The question then, is what has Murthy done to set himself apart from many other qualified doctors to warrant nomination and confirmation?
From what I can gather, it is most likely the fact that he served as president and was the co-founder of Doctors for America (formerly known as Doctors for Obama), an organization developed for the sole purpose of the election of President Barack Obama and the promotion of the Affordable Care Act.
While I commend any physician for being politically active, I do not believe this warrants Murthy to hold such a prestigious position.
Additionally, Murthy has been vocal in regard to the current debate on gun control, going so far as to refer to guns as a threat to our nation's public health. Doctors for America even fought for Florida physicians to be able to place a note in a person's medical file stating he/she simply owns a firearm.
Clearly everyone has the right to personal opinion regarding this issue, for someone with such pre-formed views to serve as a spokesperson for public health is questionable.

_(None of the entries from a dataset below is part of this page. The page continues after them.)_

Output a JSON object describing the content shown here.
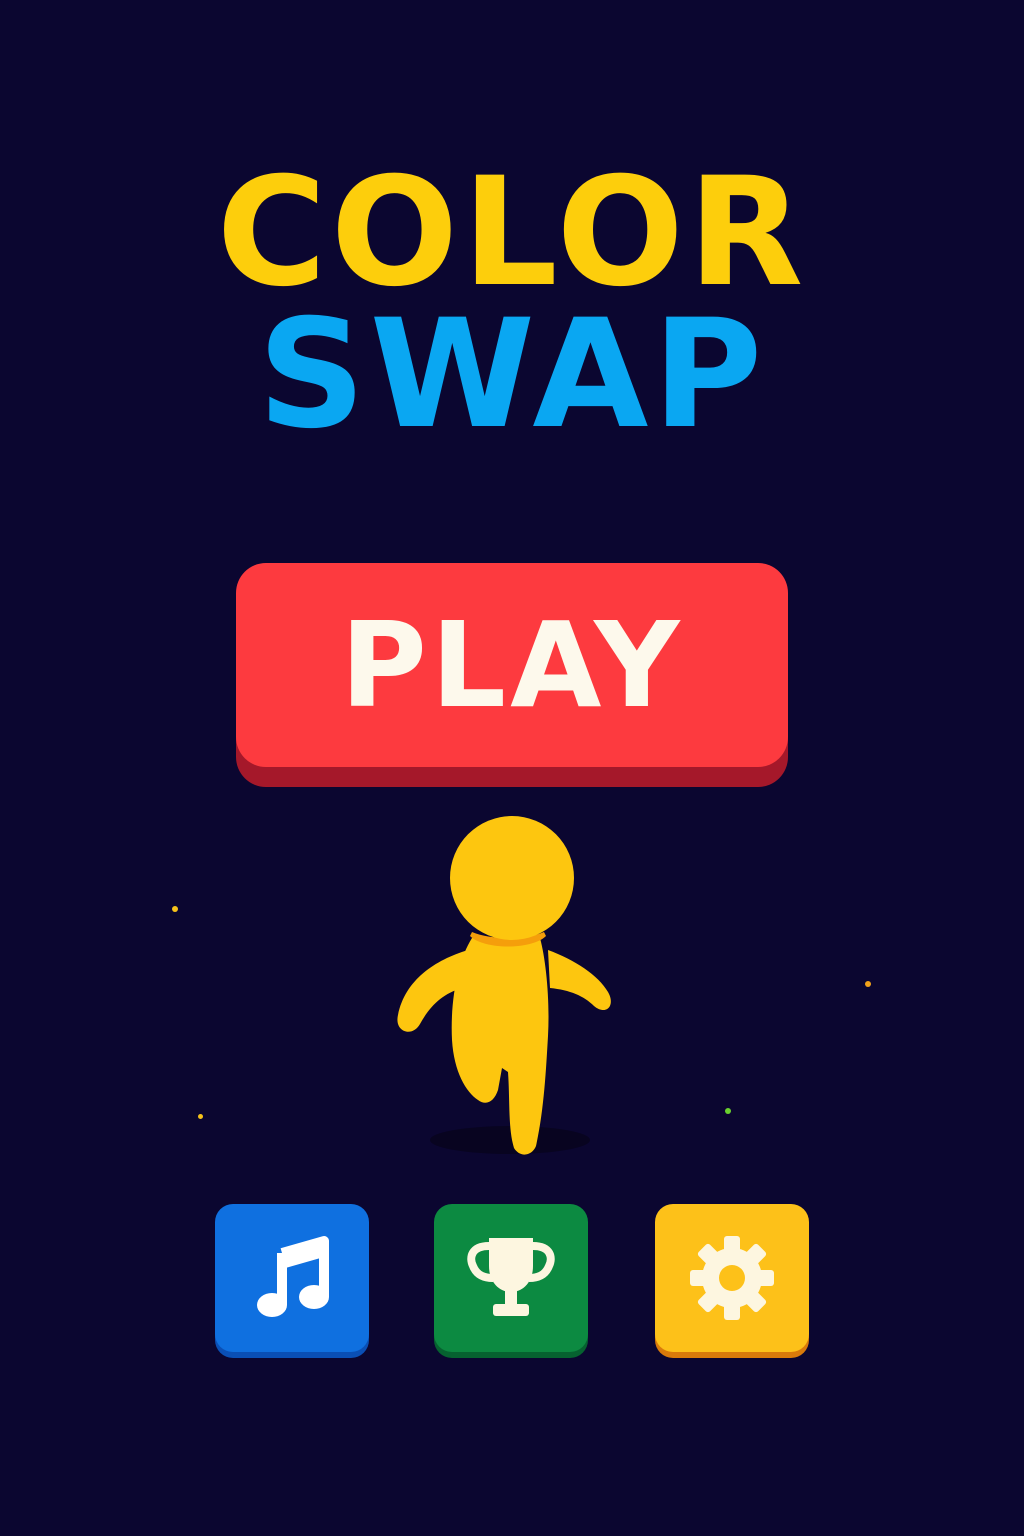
{
  "title": {
    "line1": "COLOR",
    "line2": "SWAP",
    "line1_color": "#fdce0c",
    "line2_color": "#0aa7f2"
  },
  "play_button": {
    "label": "PLAY",
    "color": "#fd3a3f"
  },
  "character": {
    "icon": "runner-character-icon",
    "color": "#fdc60f"
  },
  "bottom_buttons": [
    {
      "icon": "music-note-icon",
      "color": "#0f70e0"
    },
    {
      "icon": "trophy-icon",
      "color": "#0c8a41"
    },
    {
      "icon": "gear-icon",
      "color": "#fdc119"
    }
  ],
  "colors": {
    "background": "#0b0630"
  }
}
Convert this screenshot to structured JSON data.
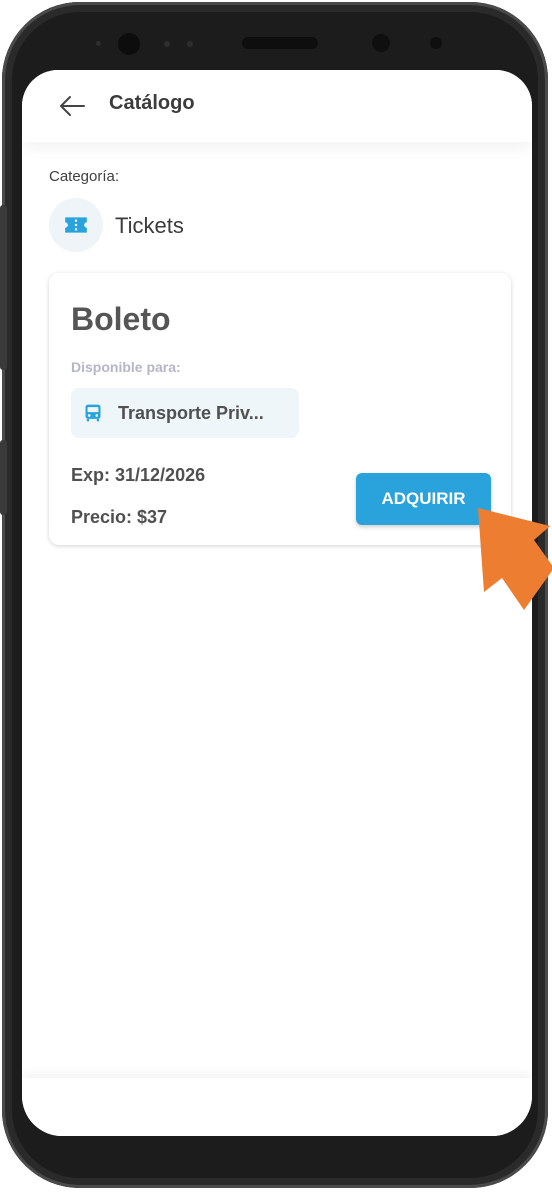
{
  "header": {
    "back_icon": "arrow-left-icon",
    "title": "Catálogo"
  },
  "category": {
    "label": "Categoría:",
    "icon": "ticket-icon",
    "name": "Tickets"
  },
  "card": {
    "title": "Boleto",
    "available_label": "Disponible para:",
    "chip_icon": "bus-icon",
    "chip_text": "Transporte Priv...",
    "expiry": "Exp: 31/12/2026",
    "price": "Precio: $37",
    "buy_label": "ADQUIRIR"
  },
  "colors": {
    "accent": "#2aa3dd",
    "pointer": "#ed7d31"
  }
}
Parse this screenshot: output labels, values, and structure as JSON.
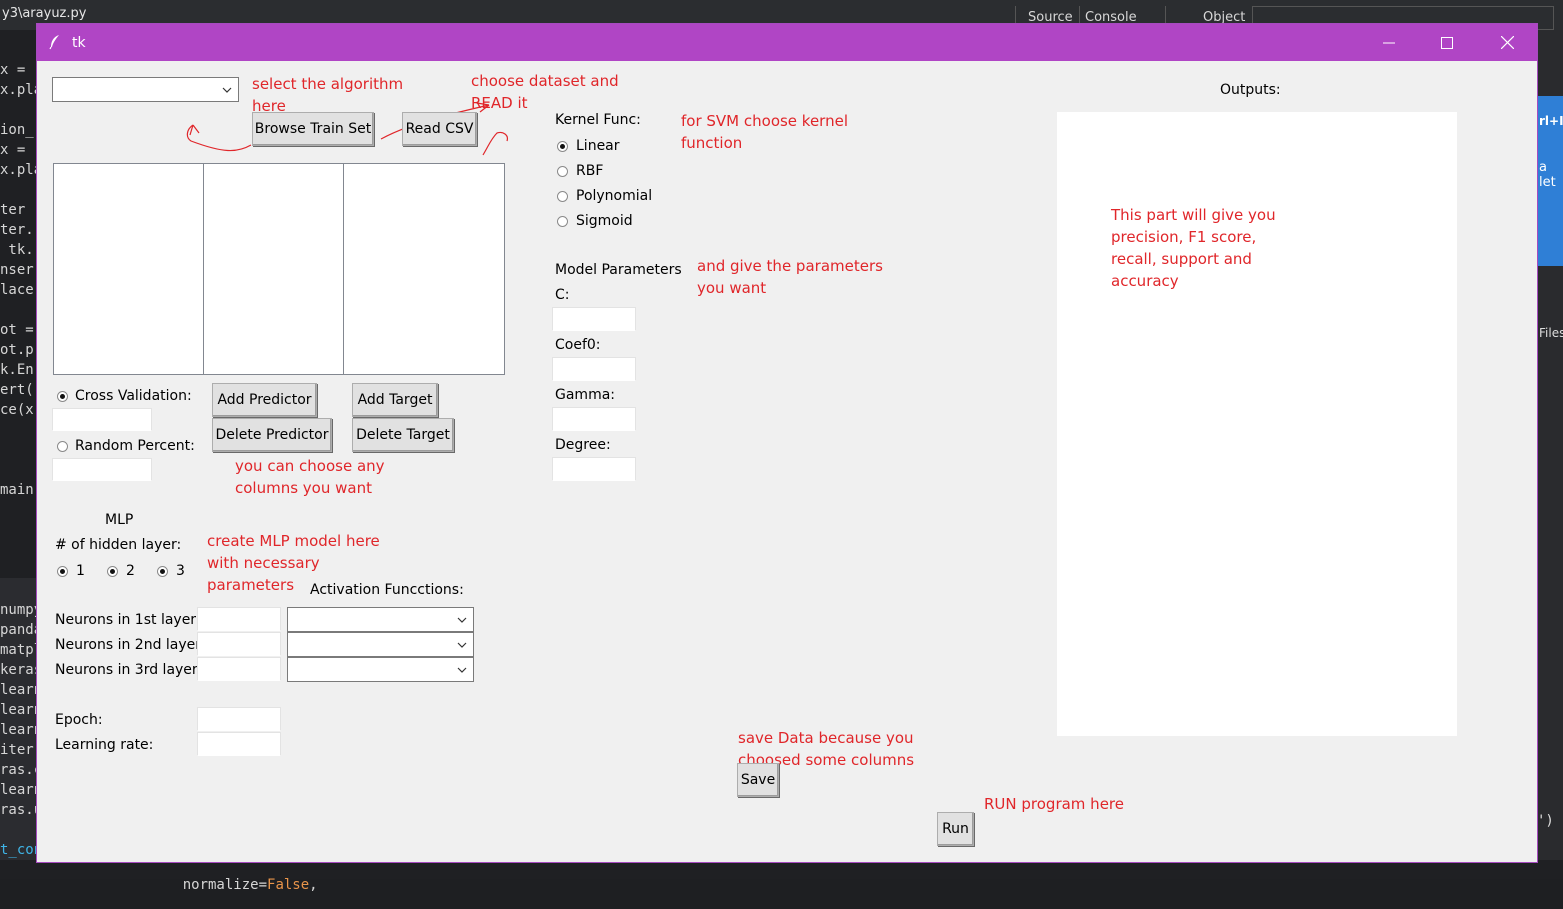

To his credit, Murthy has stated that he does not intend to use the position as a bully pulpit for gun control. However, his role will cause many to give him credibility way beyond his term in the office, enabling him to have a wider audience for his positions.
I find it disappointing that someone so young in the profession as a physician and with such radical positions would be nominated by Obama and confirmed by the Senate.
I commend the 43 senators, including Mitch McConnell and Rand Paul, for voting against his confirmation.